• [Exercise details]:
Bring together every line in the data that includes "Introducing".

• [Records from a data collection]:

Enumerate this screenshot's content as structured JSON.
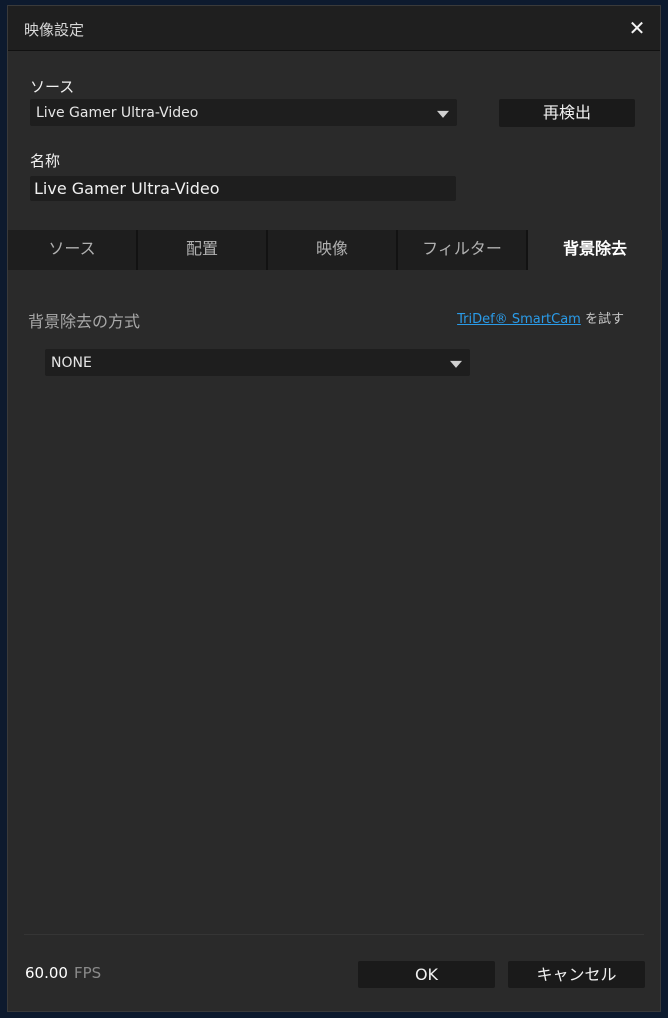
{
  "window": {
    "title": "映像設定"
  },
  "source": {
    "label": "ソース",
    "selected": "Live Gamer Ultra-Video",
    "redetect_label": "再検出"
  },
  "name_field": {
    "label": "名称",
    "value": "Live Gamer Ultra-Video"
  },
  "tabs": [
    {
      "label": "ソース",
      "active": false
    },
    {
      "label": "配置",
      "active": false
    },
    {
      "label": "映像",
      "active": false
    },
    {
      "label": "フィルター",
      "active": false
    },
    {
      "label": "背景除去",
      "active": true
    }
  ],
  "background_removal": {
    "section_title": "背景除去の方式",
    "link_text": "TriDef® SmartCam",
    "link_suffix": " を試す",
    "method_selected": "NONE"
  },
  "footer": {
    "fps_value": "60.00",
    "fps_unit": "FPS",
    "ok_label": "OK",
    "cancel_label": "キャンセル"
  }
}
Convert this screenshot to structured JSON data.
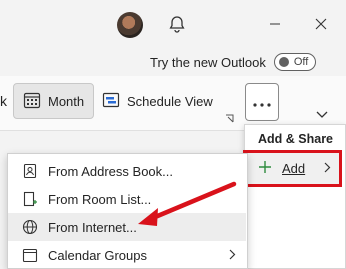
{
  "titlebar": {
    "minimize_icon": "minimize-icon",
    "close_icon": "close-icon",
    "bell_icon": "bell-icon"
  },
  "try_outlook": {
    "label": "Try the new Outlook",
    "toggle_text": "Off"
  },
  "ribbon": {
    "left_partial": "k",
    "month_label": "Month",
    "schedule_label": "Schedule View",
    "more_icon": "more-icon"
  },
  "share_panel": {
    "title": "Add & Share",
    "add_label": "Add",
    "accent_color": "#d9121b"
  },
  "submenu": {
    "items": [
      {
        "label": "From Address Book...",
        "icon": "address-book-icon"
      },
      {
        "label": "From Room List...",
        "icon": "room-list-icon"
      },
      {
        "label": "From Internet...",
        "icon": "globe-icon"
      },
      {
        "label": "Calendar Groups",
        "icon": "calendar-groups-icon"
      }
    ]
  },
  "background": {
    "partial_text": "t"
  }
}
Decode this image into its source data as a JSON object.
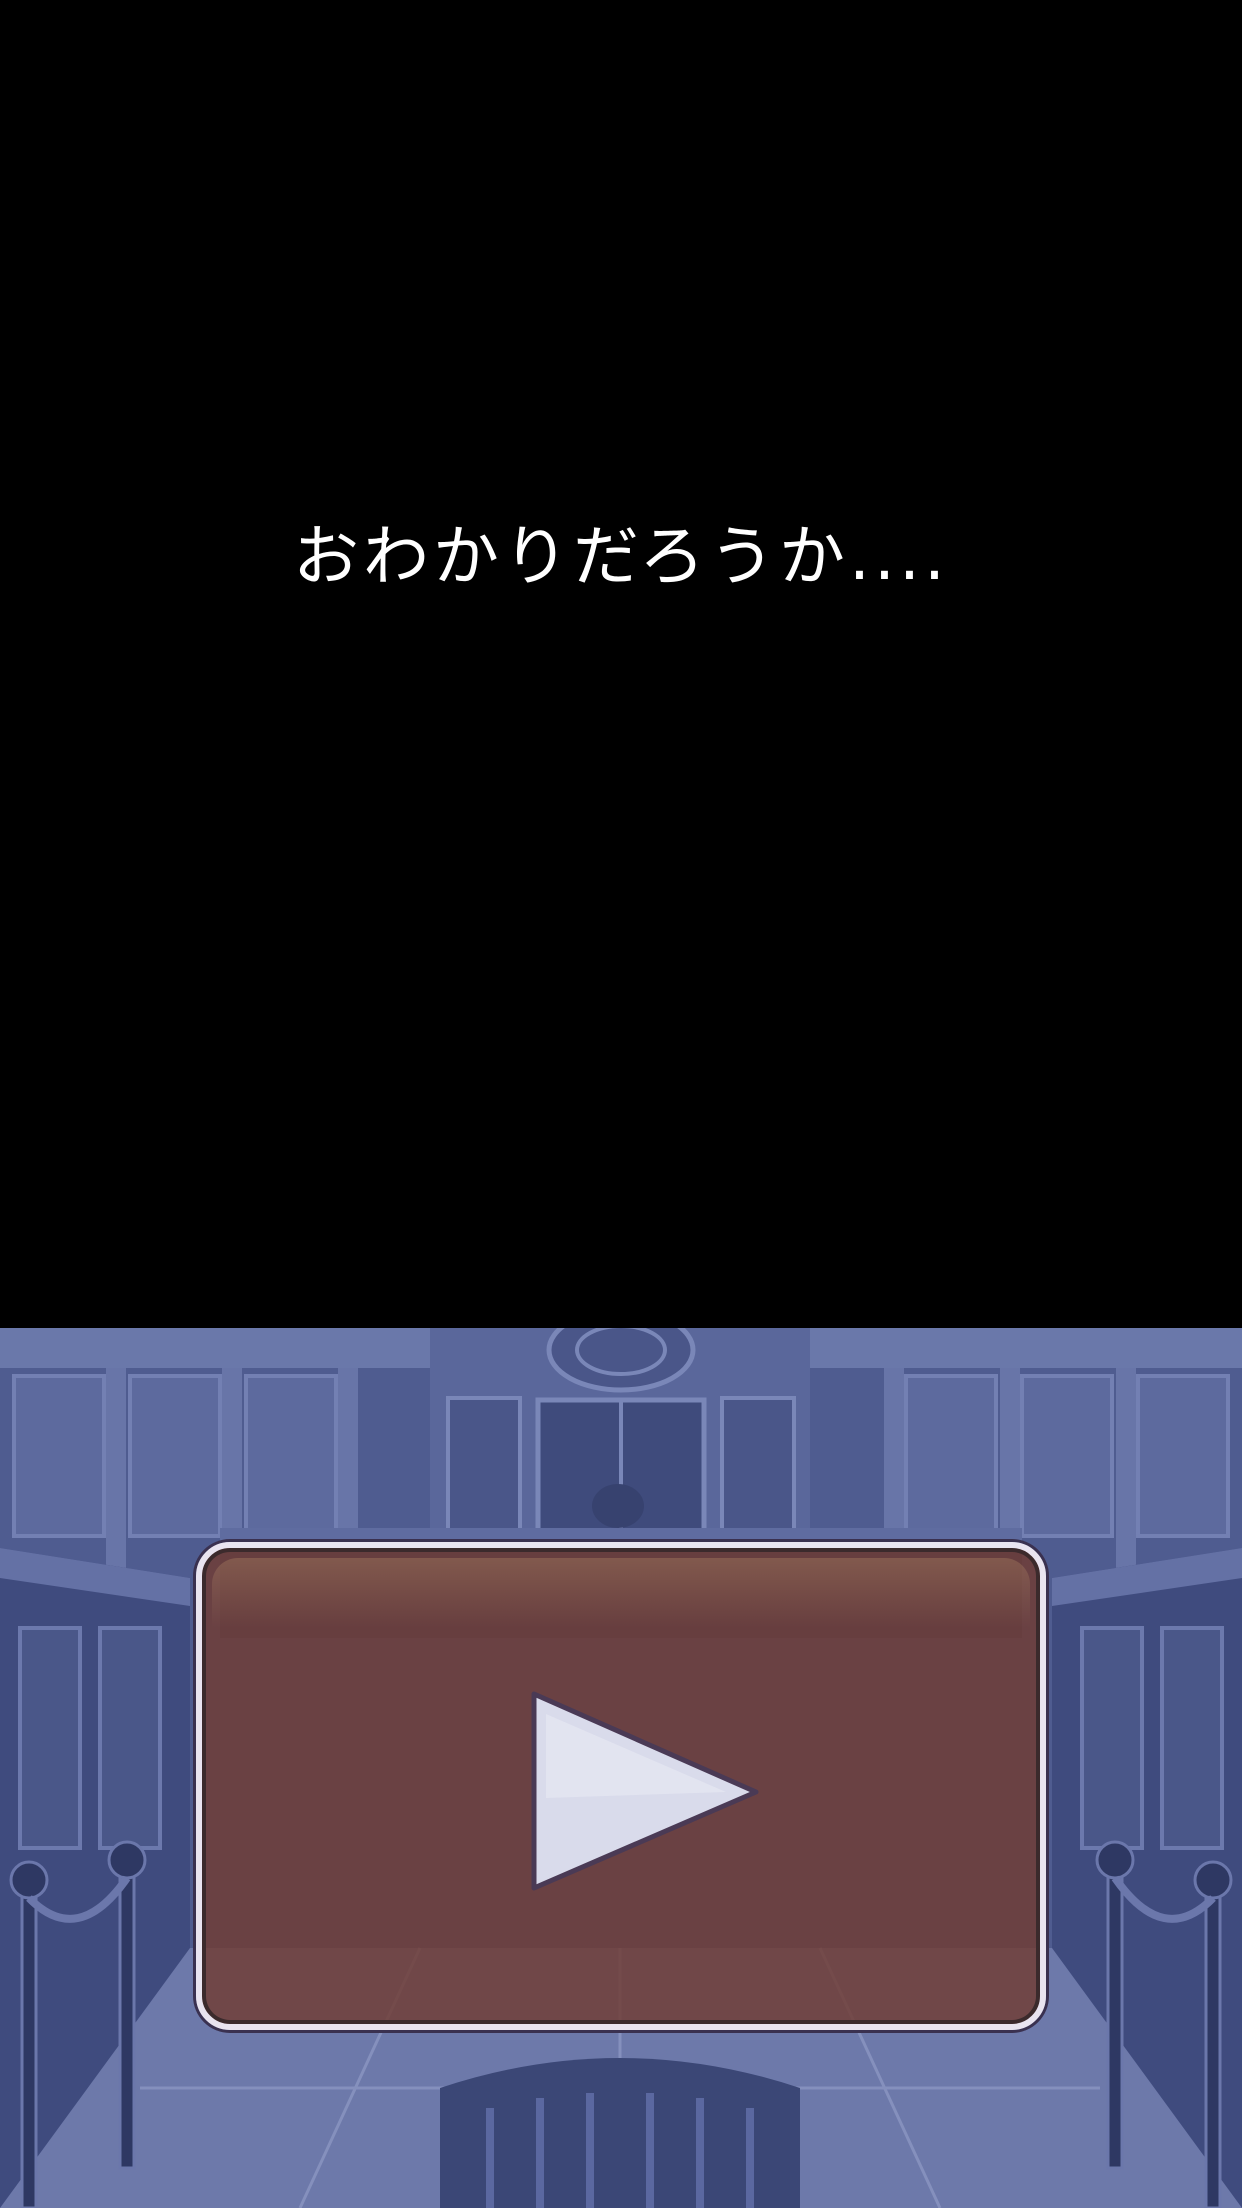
{
  "dialogue": {
    "text": "おわかりだろうか...."
  },
  "scene": {
    "background_name": "courtroom-background",
    "tint_color": "#4d5a8e"
  },
  "play_button": {
    "icon": "play-icon",
    "fill_color": "#703c32",
    "border_color": "#e9e4f0",
    "icon_color": "#d9dbeb"
  }
}
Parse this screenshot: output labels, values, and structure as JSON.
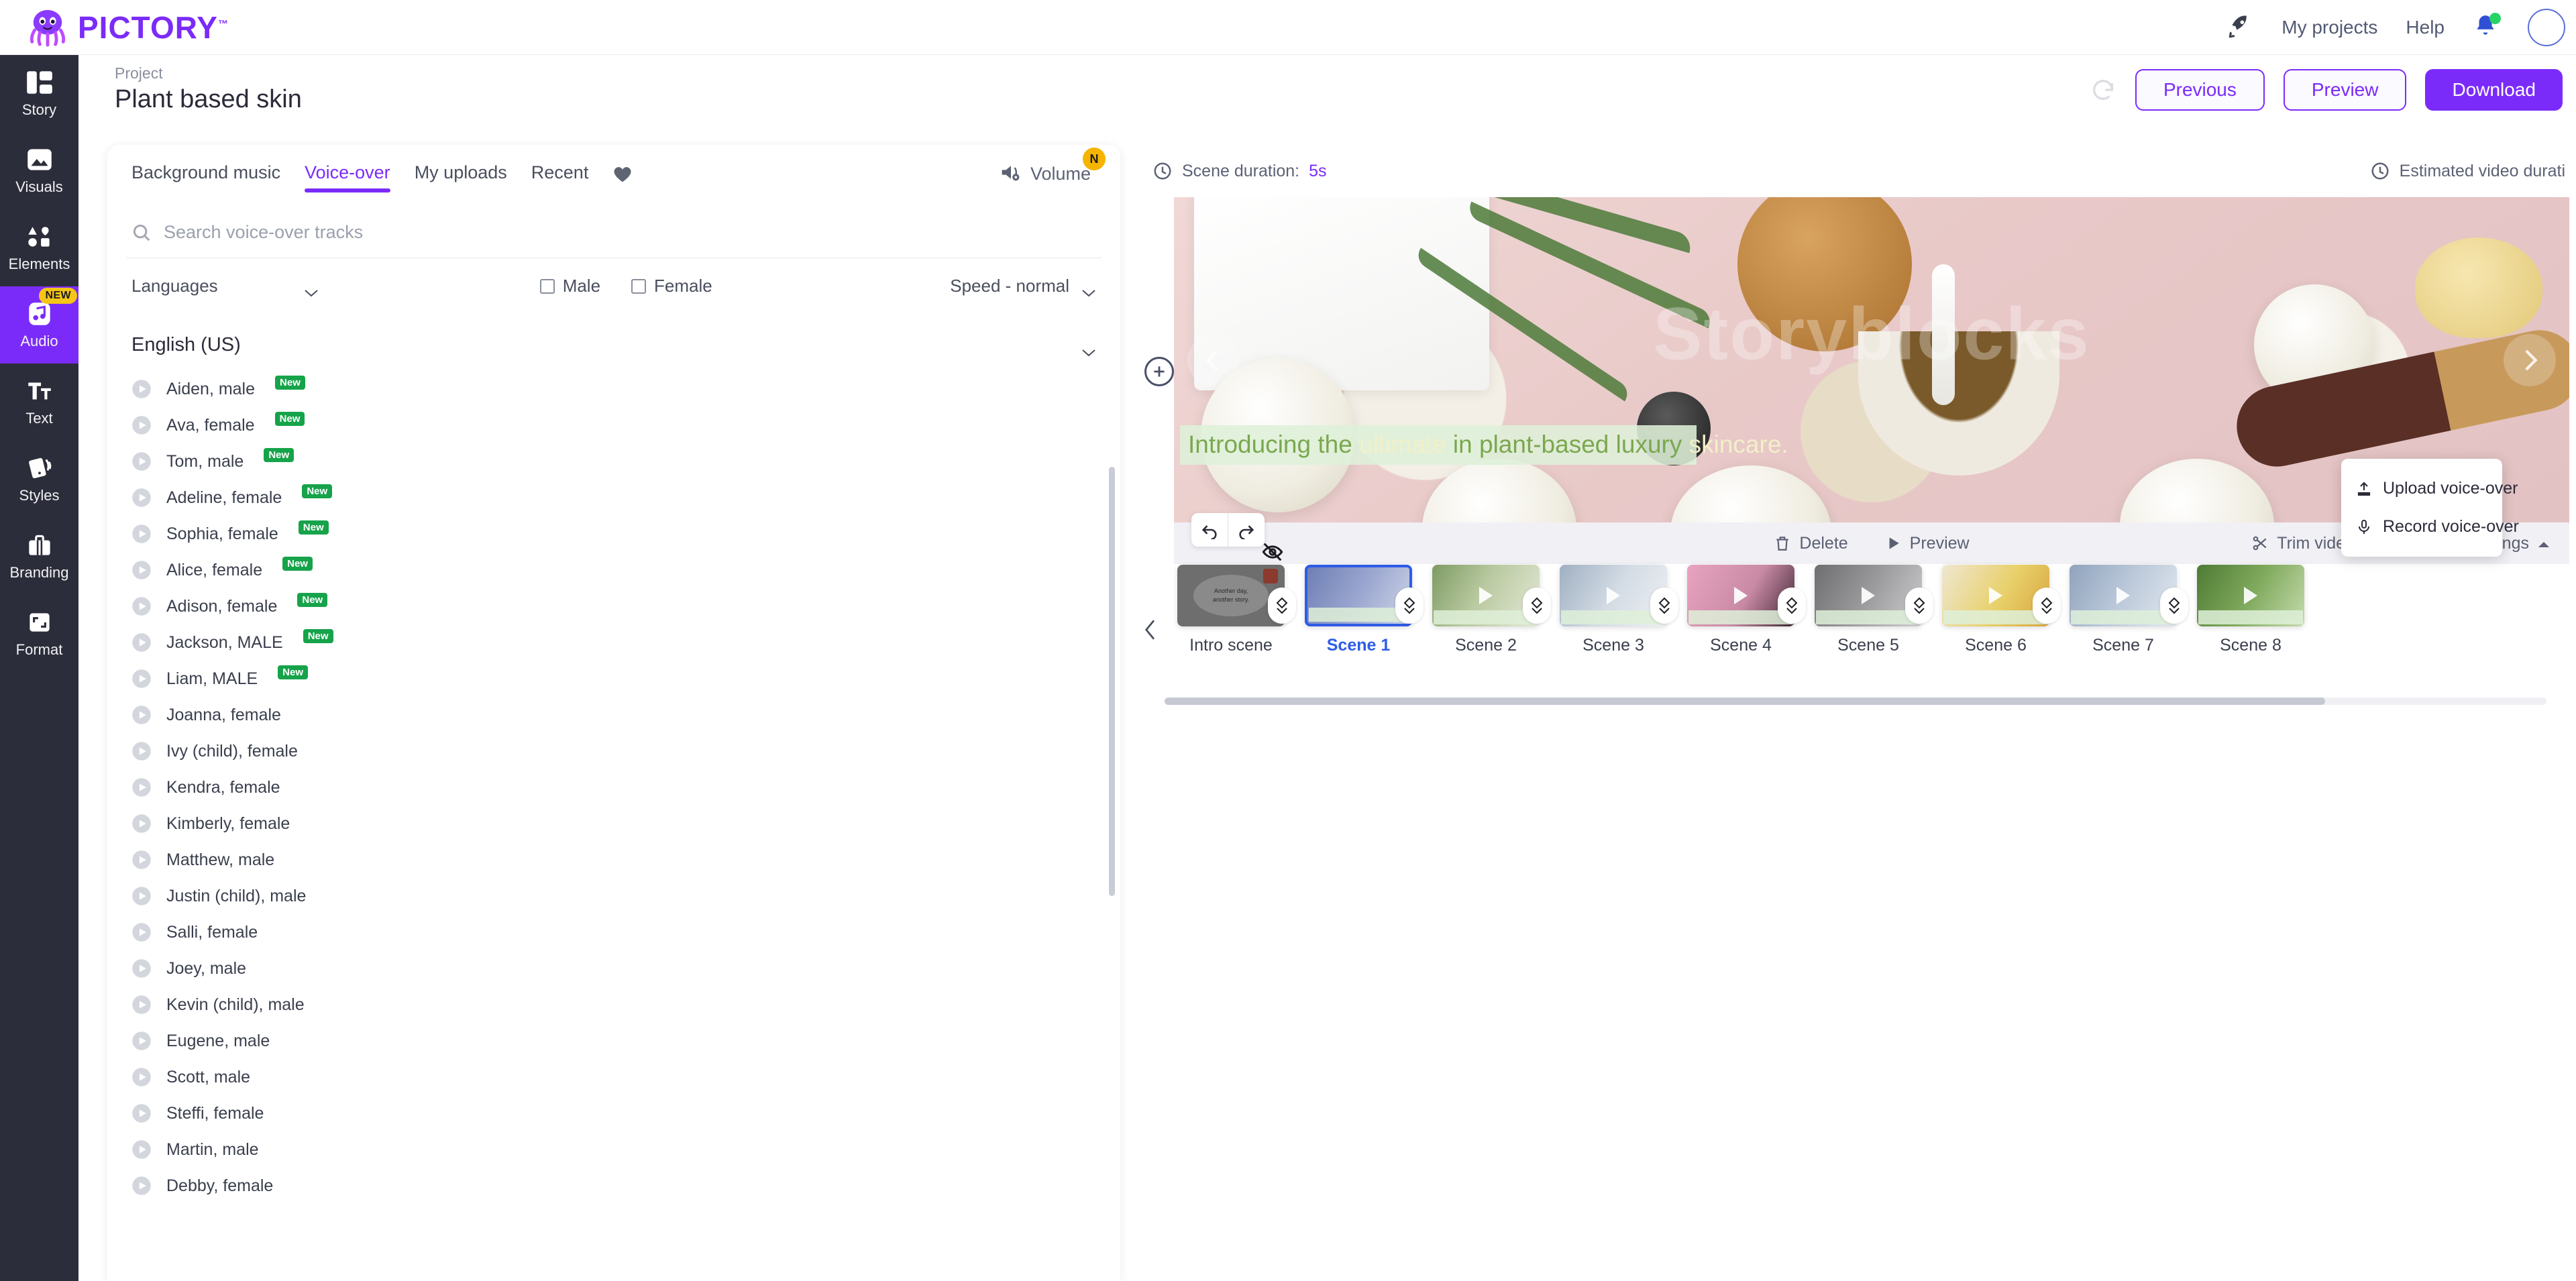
{
  "topbar": {
    "brand": "PICTORY",
    "brand_tm": "™",
    "brand_color": "#7B2BF9",
    "rocket_icon": "rocket-icon",
    "my_projects": "My projects",
    "help": "Help",
    "bell_icon": "notification-bell-icon",
    "avatar": "user-avatar"
  },
  "rail": {
    "items": [
      {
        "label": "Story",
        "icon": "story-icon",
        "active": false,
        "badge": ""
      },
      {
        "label": "Visuals",
        "icon": "image-icon",
        "active": false,
        "badge": ""
      },
      {
        "label": "Elements",
        "icon": "shapes-icon",
        "active": false,
        "badge": ""
      },
      {
        "label": "Audio",
        "icon": "music-note-icon",
        "active": true,
        "badge": "NEW"
      },
      {
        "label": "Text",
        "icon": "text-icon",
        "active": false,
        "badge": ""
      },
      {
        "label": "Styles",
        "icon": "cards-icon",
        "active": false,
        "badge": ""
      },
      {
        "label": "Branding",
        "icon": "briefcase-icon",
        "active": false,
        "badge": ""
      },
      {
        "label": "Format",
        "icon": "crop-icon",
        "active": false,
        "badge": ""
      }
    ]
  },
  "project": {
    "kicker": "Project",
    "title": "Plant based skin",
    "refresh_icon": "refresh-icon",
    "previous": "Previous",
    "preview": "Preview",
    "download": "Download"
  },
  "panel": {
    "tabs": [
      {
        "label": "Background music",
        "active": false
      },
      {
        "label": "Voice-over",
        "active": true
      },
      {
        "label": "My uploads",
        "active": false
      },
      {
        "label": "Recent",
        "active": false
      }
    ],
    "favorites_icon": "heart-icon",
    "volume": {
      "label": "Volume",
      "icon": "volume-gear-icon",
      "badge": "N",
      "badge_color": "#F5B400"
    },
    "search": {
      "placeholder": "Search voice-over tracks",
      "value": "",
      "icon": "search-icon"
    },
    "filters": {
      "languages": "Languages",
      "male": "Male",
      "female": "Female",
      "male_checked": false,
      "female_checked": false,
      "speed": "Speed - normal"
    },
    "language_group": "English (US)",
    "voices": [
      {
        "name": "Aiden, male",
        "badge": "New"
      },
      {
        "name": "Ava, female",
        "badge": "New"
      },
      {
        "name": "Tom, male",
        "badge": "New"
      },
      {
        "name": "Adeline, female",
        "badge": "New"
      },
      {
        "name": "Sophia, female",
        "badge": "New"
      },
      {
        "name": "Alice, female",
        "badge": "New"
      },
      {
        "name": "Adison, female",
        "badge": "New"
      },
      {
        "name": "Jackson, MALE",
        "badge": "New"
      },
      {
        "name": "Liam, MALE",
        "badge": "New"
      },
      {
        "name": "Joanna, female",
        "badge": ""
      },
      {
        "name": "Ivy (child), female",
        "badge": ""
      },
      {
        "name": "Kendra, female",
        "badge": ""
      },
      {
        "name": "Kimberly, female",
        "badge": ""
      },
      {
        "name": "Matthew, male",
        "badge": ""
      },
      {
        "name": "Justin (child), male",
        "badge": ""
      },
      {
        "name": "Salli, female",
        "badge": ""
      },
      {
        "name": "Joey, male",
        "badge": ""
      },
      {
        "name": "Kevin (child), male",
        "badge": ""
      },
      {
        "name": "Eugene, male",
        "badge": ""
      },
      {
        "name": "Scott, male",
        "badge": ""
      },
      {
        "name": "Steffi, female",
        "badge": ""
      },
      {
        "name": "Martin, male",
        "badge": ""
      },
      {
        "name": "Debby, female",
        "badge": ""
      }
    ]
  },
  "stage": {
    "scene_duration_label": "Scene duration:",
    "scene_duration_value": "5s",
    "estimated_label": "Estimated video durati",
    "clock_icon": "clock-icon",
    "watermark": "Storyblocks",
    "prev_arrow_icon": "chevron-left-icon",
    "next_arrow_icon": "chevron-right-icon",
    "add_scene_icon": "plus-circle-icon",
    "caption_words": [
      {
        "text": "Introducing the",
        "style": "green"
      },
      {
        "text": "ultimate",
        "style": "light"
      },
      {
        "text": "in plant-based luxury",
        "style": "green"
      },
      {
        "text": "skincare.",
        "style": "light"
      }
    ],
    "caption_full": "Introducing the ultimate in plant-based luxury skincare.",
    "toolbar": {
      "undo_icon": "undo-icon",
      "redo_icon": "redo-icon",
      "delete": "Delete",
      "delete_icon": "trash-icon",
      "preview": "Preview",
      "preview_icon": "play-icon",
      "trim": "Trim video",
      "trim_icon": "scissors-icon",
      "settings": "Settings",
      "settings_icon": "sliders-icon",
      "settings_chevron": "chevron-up-icon"
    },
    "voiceover_menu": [
      {
        "label": "Upload voice-over",
        "icon": "upload-icon"
      },
      {
        "label": "Record voice-over",
        "icon": "microphone-icon"
      }
    ]
  },
  "timeline": {
    "prev_icon": "chevron-left-icon",
    "transition_icon": "transition-diamond-icon",
    "hidden_icon": "eye-off-icon",
    "intro_text_line1": "Another day,",
    "intro_text_line2": "another story.",
    "scenes": [
      {
        "label": "Intro scene",
        "selected": false,
        "type": "intro"
      },
      {
        "label": "Scene 1",
        "selected": true,
        "type": "video"
      },
      {
        "label": "Scene 2",
        "selected": false,
        "type": "video"
      },
      {
        "label": "Scene 3",
        "selected": false,
        "type": "video"
      },
      {
        "label": "Scene 4",
        "selected": false,
        "type": "video"
      },
      {
        "label": "Scene 5",
        "selected": false,
        "type": "video"
      },
      {
        "label": "Scene 6",
        "selected": false,
        "type": "video"
      },
      {
        "label": "Scene 7",
        "selected": false,
        "type": "video"
      },
      {
        "label": "Scene 8",
        "selected": false,
        "type": "video"
      }
    ]
  }
}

• [Answer to this exercise]:
        "text": "Introducing the",
    "caption_full": "Introducing the ultimate in plant-based luxury skincare.",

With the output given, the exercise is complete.